» Exercise directions
Which lines of the records below contain the word "MASTER"? Show each one.

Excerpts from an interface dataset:
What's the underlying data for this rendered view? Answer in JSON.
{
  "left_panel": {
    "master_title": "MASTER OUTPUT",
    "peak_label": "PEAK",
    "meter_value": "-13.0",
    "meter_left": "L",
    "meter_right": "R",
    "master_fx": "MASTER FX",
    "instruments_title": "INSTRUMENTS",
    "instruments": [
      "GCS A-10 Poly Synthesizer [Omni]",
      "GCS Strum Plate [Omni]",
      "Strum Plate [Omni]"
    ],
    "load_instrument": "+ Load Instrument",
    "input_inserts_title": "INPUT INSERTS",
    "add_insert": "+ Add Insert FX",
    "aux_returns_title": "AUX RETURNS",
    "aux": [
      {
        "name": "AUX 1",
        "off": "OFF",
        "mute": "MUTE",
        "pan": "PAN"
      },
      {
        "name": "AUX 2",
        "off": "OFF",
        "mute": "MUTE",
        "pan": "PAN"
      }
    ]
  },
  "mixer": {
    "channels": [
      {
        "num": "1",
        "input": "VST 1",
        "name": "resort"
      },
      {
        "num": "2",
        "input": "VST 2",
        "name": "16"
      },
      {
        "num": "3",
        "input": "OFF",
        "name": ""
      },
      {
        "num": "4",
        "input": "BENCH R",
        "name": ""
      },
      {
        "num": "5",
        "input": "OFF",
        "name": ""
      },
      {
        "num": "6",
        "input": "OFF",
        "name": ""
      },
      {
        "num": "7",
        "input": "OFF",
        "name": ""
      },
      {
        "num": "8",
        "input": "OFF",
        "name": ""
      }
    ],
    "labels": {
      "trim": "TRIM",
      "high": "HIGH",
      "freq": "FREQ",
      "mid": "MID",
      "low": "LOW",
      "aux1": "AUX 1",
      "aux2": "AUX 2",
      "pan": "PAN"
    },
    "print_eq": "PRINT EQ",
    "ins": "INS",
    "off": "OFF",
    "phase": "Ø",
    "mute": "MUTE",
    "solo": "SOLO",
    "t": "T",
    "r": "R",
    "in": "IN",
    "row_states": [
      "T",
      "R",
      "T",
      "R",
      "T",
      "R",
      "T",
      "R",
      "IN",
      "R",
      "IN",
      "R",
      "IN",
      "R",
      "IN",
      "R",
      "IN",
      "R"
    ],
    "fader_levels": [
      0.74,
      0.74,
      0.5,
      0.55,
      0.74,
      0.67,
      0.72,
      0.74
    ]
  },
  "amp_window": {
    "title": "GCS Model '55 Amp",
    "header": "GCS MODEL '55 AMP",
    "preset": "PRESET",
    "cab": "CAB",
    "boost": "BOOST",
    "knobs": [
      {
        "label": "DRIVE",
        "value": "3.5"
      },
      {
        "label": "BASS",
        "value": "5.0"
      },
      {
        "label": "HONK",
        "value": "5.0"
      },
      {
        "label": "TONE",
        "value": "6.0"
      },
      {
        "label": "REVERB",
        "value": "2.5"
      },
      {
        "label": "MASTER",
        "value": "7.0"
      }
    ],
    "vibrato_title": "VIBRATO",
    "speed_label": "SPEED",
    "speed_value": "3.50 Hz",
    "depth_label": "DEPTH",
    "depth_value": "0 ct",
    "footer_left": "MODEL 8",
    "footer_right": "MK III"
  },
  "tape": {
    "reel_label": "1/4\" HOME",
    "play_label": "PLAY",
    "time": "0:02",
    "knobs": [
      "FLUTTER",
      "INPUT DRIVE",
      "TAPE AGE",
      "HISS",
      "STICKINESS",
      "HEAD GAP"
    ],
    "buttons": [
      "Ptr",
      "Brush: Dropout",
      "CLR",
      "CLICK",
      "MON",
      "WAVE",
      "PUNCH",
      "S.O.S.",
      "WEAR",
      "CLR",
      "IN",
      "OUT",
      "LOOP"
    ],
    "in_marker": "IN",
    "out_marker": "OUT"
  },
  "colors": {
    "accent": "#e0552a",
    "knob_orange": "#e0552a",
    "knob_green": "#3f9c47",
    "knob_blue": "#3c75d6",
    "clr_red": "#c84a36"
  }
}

» Solution to the exercise
    "master_title": "MASTER OUTPUT",
    "master_fx": "MASTER FX",
        "label": "MASTER",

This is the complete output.